_WHAT IS NEEDED_. Each line of the material that mentions the word "Bombing" is to be copied.

_DATA SECTION_.
◆ ◆ ◆ ◆

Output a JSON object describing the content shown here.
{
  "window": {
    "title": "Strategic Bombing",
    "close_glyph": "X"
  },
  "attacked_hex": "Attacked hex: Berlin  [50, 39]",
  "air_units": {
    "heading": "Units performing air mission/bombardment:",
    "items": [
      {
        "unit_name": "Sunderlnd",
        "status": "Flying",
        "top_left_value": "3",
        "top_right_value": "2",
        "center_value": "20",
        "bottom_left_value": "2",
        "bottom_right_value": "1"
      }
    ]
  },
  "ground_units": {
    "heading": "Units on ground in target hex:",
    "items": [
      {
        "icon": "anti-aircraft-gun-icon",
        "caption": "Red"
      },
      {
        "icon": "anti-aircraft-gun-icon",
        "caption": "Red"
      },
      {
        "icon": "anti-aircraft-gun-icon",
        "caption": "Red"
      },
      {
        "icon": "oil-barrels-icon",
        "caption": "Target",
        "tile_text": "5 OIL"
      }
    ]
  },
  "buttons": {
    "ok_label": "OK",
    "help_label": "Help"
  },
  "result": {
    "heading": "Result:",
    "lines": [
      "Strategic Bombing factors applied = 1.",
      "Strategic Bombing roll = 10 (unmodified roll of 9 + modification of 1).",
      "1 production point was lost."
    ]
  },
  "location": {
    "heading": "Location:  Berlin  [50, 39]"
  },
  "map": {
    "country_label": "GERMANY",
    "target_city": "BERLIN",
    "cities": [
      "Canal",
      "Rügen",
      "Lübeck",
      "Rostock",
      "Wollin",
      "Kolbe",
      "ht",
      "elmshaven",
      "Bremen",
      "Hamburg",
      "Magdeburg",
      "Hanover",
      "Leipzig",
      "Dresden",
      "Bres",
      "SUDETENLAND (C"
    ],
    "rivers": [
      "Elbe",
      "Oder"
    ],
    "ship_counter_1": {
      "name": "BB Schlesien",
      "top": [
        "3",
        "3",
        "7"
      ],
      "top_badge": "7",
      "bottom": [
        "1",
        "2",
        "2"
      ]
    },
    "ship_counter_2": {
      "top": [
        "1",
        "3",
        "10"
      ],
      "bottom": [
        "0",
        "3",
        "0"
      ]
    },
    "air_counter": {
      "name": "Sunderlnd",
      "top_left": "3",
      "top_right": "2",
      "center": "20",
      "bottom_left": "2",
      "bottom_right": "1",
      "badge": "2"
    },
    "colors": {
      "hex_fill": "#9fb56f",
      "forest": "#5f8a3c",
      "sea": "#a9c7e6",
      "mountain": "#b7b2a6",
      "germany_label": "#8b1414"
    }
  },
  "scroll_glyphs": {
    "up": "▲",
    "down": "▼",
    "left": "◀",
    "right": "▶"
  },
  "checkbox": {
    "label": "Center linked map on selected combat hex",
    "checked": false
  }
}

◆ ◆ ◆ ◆

_SOLUTION TO THIS PROBLEM_.
    "title": "Strategic Bombing",
      "Strategic Bombing factors applied = 1.",
      "Strategic Bombing roll = 10 (unmodified roll of 9 + modification of 1).",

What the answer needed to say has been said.